[Your objective]:
Give the number of lines in the data that hold the word "rank", and nothing else.

[Data extracts]:
--- START ---

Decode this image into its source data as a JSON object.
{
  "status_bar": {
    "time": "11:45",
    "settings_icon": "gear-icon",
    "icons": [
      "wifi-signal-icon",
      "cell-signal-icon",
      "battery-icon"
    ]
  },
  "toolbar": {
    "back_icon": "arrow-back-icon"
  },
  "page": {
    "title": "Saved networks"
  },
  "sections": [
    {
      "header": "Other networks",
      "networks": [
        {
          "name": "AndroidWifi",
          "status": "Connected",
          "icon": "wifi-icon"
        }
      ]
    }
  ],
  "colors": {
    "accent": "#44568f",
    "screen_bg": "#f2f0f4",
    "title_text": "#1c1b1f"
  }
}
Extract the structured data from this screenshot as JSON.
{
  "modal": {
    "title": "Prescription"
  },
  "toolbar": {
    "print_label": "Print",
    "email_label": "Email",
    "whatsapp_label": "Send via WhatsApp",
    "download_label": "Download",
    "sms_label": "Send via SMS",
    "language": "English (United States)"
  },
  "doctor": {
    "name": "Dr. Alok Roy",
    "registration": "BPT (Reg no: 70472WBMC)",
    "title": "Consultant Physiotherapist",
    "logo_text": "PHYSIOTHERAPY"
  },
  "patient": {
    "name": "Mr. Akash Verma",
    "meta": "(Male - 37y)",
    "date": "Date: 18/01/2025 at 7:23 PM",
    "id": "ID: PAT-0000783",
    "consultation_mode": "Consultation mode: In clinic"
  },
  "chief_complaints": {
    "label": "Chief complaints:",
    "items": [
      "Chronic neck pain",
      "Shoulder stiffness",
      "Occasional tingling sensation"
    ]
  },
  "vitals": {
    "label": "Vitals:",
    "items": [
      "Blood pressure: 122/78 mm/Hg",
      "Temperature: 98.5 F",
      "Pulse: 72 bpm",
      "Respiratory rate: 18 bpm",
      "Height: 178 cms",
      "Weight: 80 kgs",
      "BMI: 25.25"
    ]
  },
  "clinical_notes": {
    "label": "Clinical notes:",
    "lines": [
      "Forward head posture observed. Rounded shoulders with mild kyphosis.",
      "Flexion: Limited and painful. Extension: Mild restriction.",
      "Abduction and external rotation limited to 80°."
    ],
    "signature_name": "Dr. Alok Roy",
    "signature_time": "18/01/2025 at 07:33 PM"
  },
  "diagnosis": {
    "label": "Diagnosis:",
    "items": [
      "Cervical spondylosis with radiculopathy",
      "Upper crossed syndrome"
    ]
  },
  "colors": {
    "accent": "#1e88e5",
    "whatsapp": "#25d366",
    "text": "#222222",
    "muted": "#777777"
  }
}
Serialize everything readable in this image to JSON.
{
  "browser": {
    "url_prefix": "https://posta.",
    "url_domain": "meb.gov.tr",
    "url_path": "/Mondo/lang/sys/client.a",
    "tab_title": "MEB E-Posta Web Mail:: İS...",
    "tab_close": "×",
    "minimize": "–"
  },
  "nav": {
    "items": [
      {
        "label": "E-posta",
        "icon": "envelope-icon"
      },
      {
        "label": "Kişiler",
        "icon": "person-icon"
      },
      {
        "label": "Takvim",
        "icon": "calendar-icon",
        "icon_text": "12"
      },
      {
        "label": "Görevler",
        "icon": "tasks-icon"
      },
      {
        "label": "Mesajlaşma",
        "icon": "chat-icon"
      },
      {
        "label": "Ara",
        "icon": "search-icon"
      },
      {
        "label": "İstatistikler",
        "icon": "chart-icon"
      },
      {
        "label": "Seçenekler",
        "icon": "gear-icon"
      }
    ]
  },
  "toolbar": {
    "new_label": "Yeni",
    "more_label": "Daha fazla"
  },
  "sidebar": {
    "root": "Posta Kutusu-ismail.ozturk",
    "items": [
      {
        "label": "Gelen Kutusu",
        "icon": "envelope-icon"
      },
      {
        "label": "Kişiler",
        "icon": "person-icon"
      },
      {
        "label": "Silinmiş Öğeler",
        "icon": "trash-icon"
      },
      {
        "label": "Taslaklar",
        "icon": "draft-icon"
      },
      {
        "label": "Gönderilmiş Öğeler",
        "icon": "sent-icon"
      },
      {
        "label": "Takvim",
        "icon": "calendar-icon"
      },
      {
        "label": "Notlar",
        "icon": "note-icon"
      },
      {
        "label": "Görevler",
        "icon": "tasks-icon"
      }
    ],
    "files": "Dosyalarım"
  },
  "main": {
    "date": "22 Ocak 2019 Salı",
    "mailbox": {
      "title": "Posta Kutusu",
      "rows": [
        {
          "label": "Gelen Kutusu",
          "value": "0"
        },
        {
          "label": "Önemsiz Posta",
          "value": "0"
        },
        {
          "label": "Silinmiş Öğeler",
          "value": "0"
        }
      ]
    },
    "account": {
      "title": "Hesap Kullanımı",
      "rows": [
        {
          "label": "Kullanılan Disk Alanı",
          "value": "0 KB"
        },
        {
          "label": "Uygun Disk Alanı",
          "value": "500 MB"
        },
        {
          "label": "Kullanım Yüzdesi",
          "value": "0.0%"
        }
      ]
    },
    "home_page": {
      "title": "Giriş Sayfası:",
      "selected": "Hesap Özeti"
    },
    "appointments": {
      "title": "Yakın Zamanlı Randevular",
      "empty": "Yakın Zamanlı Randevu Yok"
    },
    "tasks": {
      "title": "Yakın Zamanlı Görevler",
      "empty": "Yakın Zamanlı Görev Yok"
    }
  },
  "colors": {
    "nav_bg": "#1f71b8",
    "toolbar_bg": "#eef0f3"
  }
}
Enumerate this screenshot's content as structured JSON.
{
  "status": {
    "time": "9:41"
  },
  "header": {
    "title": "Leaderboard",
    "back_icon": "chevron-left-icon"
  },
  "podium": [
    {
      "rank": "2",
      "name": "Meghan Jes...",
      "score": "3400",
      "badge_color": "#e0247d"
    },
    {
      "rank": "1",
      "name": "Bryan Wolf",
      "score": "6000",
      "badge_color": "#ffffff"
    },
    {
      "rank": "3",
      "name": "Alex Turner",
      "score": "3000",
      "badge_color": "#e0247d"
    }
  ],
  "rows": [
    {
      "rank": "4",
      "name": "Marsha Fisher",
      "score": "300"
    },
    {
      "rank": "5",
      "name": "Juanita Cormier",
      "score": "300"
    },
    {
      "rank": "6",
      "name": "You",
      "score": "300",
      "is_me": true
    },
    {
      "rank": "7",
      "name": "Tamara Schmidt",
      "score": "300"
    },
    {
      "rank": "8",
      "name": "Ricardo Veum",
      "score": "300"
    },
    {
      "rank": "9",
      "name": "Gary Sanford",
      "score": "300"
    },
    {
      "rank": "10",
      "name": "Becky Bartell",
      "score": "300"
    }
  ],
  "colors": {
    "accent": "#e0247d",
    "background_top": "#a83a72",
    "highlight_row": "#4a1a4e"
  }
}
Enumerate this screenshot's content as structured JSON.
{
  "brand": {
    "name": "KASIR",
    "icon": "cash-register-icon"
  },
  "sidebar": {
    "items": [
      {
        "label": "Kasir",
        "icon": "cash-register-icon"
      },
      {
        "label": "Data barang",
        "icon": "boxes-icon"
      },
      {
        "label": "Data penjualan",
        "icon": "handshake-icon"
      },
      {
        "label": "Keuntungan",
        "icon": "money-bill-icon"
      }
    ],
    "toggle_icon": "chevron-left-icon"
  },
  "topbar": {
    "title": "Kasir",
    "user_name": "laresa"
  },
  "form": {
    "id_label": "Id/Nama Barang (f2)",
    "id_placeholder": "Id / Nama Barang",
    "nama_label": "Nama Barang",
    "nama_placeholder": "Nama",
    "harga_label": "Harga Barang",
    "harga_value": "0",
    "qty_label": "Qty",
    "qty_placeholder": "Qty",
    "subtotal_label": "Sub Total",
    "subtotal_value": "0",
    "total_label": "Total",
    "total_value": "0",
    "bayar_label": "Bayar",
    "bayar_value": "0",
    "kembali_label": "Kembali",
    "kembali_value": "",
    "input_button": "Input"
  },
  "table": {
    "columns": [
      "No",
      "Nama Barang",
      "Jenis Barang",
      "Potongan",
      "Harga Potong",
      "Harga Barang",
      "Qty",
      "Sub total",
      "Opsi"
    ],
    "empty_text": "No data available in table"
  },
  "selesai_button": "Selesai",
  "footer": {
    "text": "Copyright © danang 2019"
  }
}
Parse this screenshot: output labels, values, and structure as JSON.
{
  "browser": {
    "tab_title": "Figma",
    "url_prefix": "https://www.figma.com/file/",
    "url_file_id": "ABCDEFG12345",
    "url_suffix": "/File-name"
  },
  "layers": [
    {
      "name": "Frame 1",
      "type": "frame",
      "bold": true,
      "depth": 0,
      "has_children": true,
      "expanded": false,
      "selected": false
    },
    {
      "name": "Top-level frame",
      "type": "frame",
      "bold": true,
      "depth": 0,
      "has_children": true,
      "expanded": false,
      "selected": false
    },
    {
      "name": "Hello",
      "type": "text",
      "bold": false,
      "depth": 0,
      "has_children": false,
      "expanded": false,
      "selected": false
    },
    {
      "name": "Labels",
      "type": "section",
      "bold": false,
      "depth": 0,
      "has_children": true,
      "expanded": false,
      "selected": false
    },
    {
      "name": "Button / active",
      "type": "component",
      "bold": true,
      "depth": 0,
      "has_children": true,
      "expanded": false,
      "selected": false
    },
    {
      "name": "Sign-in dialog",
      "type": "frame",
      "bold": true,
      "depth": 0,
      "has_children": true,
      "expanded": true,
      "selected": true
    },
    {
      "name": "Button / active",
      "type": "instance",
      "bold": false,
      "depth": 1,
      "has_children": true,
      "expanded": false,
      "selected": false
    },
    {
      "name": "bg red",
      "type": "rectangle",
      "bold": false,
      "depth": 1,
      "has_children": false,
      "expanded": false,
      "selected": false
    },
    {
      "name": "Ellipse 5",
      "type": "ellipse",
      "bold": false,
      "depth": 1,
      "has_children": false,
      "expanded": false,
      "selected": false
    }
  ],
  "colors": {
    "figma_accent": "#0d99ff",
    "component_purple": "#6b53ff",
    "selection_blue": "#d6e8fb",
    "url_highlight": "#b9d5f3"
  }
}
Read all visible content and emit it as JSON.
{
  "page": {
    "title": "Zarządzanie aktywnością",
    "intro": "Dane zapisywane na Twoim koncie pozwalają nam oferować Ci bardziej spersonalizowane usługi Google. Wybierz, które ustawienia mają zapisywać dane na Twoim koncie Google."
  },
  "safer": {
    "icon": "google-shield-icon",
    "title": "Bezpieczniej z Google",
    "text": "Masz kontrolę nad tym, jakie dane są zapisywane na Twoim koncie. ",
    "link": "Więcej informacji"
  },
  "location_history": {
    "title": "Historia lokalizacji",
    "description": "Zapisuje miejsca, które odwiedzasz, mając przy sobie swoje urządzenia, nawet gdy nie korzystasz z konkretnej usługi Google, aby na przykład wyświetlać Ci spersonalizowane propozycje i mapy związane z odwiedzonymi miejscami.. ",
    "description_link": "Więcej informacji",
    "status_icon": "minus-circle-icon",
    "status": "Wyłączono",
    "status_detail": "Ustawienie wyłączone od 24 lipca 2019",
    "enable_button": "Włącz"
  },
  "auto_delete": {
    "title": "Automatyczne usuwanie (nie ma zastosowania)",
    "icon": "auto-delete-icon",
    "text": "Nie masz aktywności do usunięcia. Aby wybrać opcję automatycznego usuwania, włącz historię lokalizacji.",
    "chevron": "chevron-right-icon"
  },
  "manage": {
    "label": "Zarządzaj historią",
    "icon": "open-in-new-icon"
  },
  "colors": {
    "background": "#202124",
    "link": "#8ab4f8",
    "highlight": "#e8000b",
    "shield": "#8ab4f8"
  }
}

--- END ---

[Answer to the problem]:
10